Winter Resiliency

  • Published
  • By Capt Robert Nelson
  • 13 SWS
As the season transitions from the summer mania of outdoor activities to the dark and quiet winter months, special consideration and preparation should be taken to be ready. Just because the weather is cold and dark doesn’t mean there are fewer activities or ways for Airmen and their families to stay resilient.


My first recommendation is to go into the winter with a plan. Don’t wait and expect everything and everyone around you to keep you engaged and entertained. Is there a project that can be done indoors that you’ve been waiting on? Take a class (one-day or a whole semester) in-person or online for something you have an interest in, but never had time to pursue. Do not allow isolation or cheap entertainment rob you of the opportunity to grow in something worthwhile. Take the time before winter settles in to think of things you can do and remember—many of the activities you enjoyed in the warm months are still available in winter. They may just be a little harder to find and require some extra preparation.

Winter comes with its own unique challenges. Personal safety, while always a consideration, should be at the forefront of your thoughts as you prepare for cold-weather activities. A few general safety principles can greatly reduce the risks you take while still allowing the flexibility to have a good time. Think ahead. Don’t go into anything blindly. Don’t panic about every possible negative outcome, but take time to consider what might go wrong while you are away. If you plan to drive, inspect your vehicle prior to departing and make sure it is in serviceable condition. Bring extra fuel if traveling long distances and don’t take unnecessary risks such as aggressive or careless driving. NEVER drive while impaired or tired and check the weather before you leave. Keep in mind that the weather might be nice now, but rapid changes in weather are common in the winter months. Refresh your memory on the signs and symptoms of hypothermia if you plan to be out in the cold. One example of some small winter safety decisions making a huge difference happened last winter here at Clear AFS. During a snow-machine outing, one of our members fell through the ice on a river and was submerged knee-deep in glacier water. Fortunately, he was prepared for the trip and didn’t go alone. Others on the trip were able to pull his snow machine out and his spare clothing was packed in a dry bag.
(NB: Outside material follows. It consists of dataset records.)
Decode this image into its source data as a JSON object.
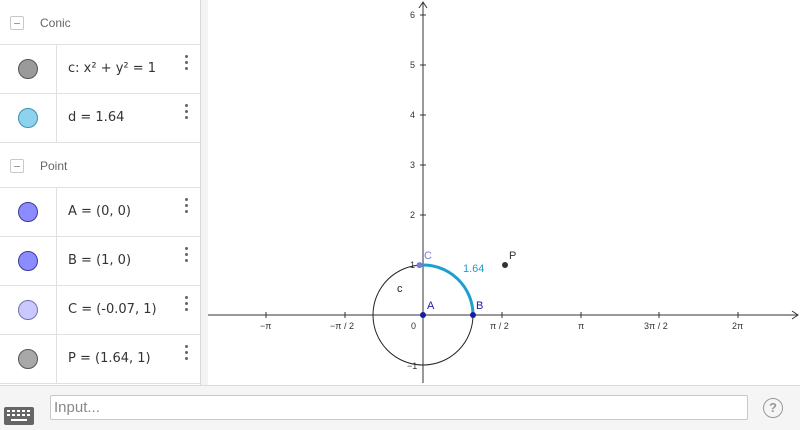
{
  "algebra": {
    "groups": [
      {
        "title": "Conic",
        "items": [
          {
            "text": "c: x² + y² = 1",
            "color": "#9a9a9a"
          },
          {
            "text": "d = 1.64",
            "color": "#8ed3ee"
          }
        ]
      },
      {
        "title": "Point",
        "items": [
          {
            "text": "A = (0, 0)",
            "color": "#8c8cff"
          },
          {
            "text": "B = (1, 0)",
            "color": "#8c8cff"
          },
          {
            "text": "C = (-0.07, 1)",
            "color": "#c9c9ff"
          },
          {
            "text": "P = (1.64, 1)",
            "color": "#a8a8a8"
          }
        ]
      }
    ]
  },
  "graphics": {
    "x_ticks": [
      "−π",
      "−π / 2",
      "0",
      "π / 2",
      "π",
      "3π / 2",
      "2π"
    ],
    "y_ticks": [
      "6",
      "5",
      "4",
      "3",
      "2",
      "1",
      "−1"
    ],
    "circle_label": "c",
    "arc_label": "1.64",
    "points": {
      "A": "A",
      "B": "B",
      "C": "C",
      "P": "P"
    },
    "colors": {
      "arc": "#1e9fcc",
      "point_blue": "#1a1aa8",
      "point_gray": "#333333",
      "axis": "#333333"
    }
  },
  "input_bar": {
    "placeholder": "Input...",
    "help_icon": "?"
  }
}
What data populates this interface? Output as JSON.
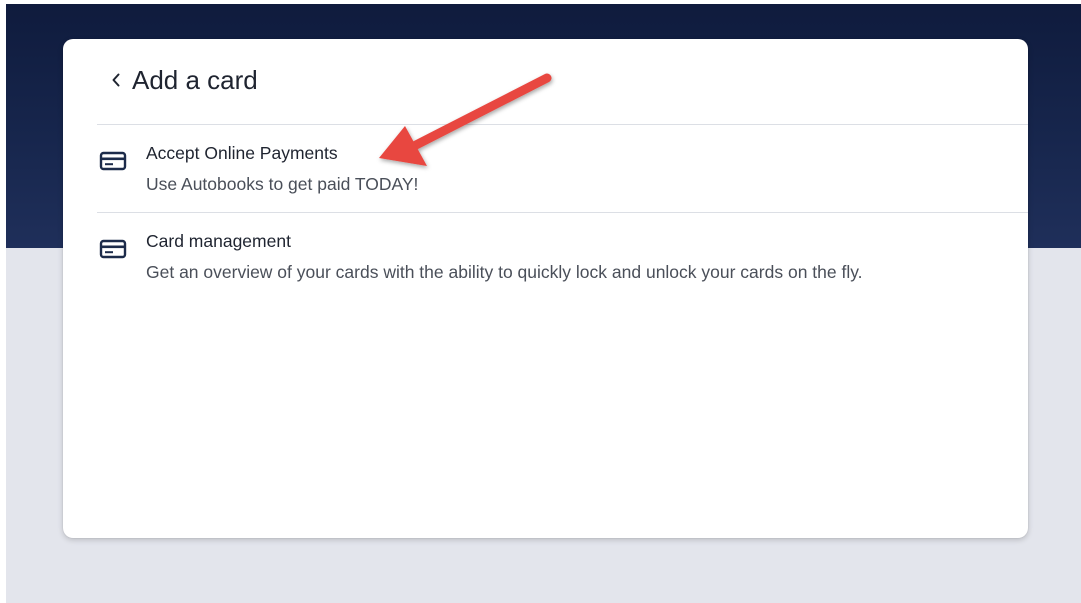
{
  "panel": {
    "title": "Add a card",
    "back_icon": "chevron-left-icon"
  },
  "items": [
    {
      "title": "Accept Online Payments",
      "description": "Use Autobooks to get paid TODAY!",
      "icon": "credit-card-icon"
    },
    {
      "title": "Card management",
      "description": "Get an overview of your cards with the ability to quickly lock and unlock your cards on the fly.",
      "icon": "credit-card-icon"
    }
  ],
  "colors": {
    "hero_background": "#0f1b3d",
    "page_background": "#e3e5ec",
    "panel_background": "#ffffff",
    "annotation_arrow": "#e8463f",
    "icon_color": "#1c2b4a"
  }
}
We are surrounded by people, but sometimes still feel alone. The social interaction that occurs naturally in the warmer months can sometimes feel forced in the winter, but is still important. Those who are fortunate enough to be with family or friends, take this time to improve and enrich those relationships. Plan activities and excursions that will bring you closer together. Everyone should seek out contact with people or groups that can help everyone in specific areas of interest such as faith, self-improvement, fitness, hobbies or other common interests.

Despite limited opportunities for outside physical activities, winter is a great time to focus on physical fitness. Dedicate some of the time you spent engaging in outdoor activities in the summer to improving your fitness. You might start a challenge with your coworkers, or perhaps start training for a run in the spring. Working out will get your blood flowing and improve your physical, mental, and emotional health. This is another great opportunity for some social interaction. If your base has a gym, try starting a volleyball or basketball club with some friends. Keeping active is essential to ensuring your continued resiliency as winter sets in.

If at any point you find yourself in a situation where you are struggling, don’t forget that you have options. When talking about resiliency, we tend to focus on corrective measures once there are already problems. Instead, take a more preventative approach. Find someone to talk to before things get bad and don’t be afraid to have the hard conversations. If you don’t think you have someone in your life you can talk to, the local Mental Health office or your Chaplain are great options. Finally, don’t forget all the great resources online and in-print. Remember, no one is truly alone, even if the weather might try to convince us otherwise.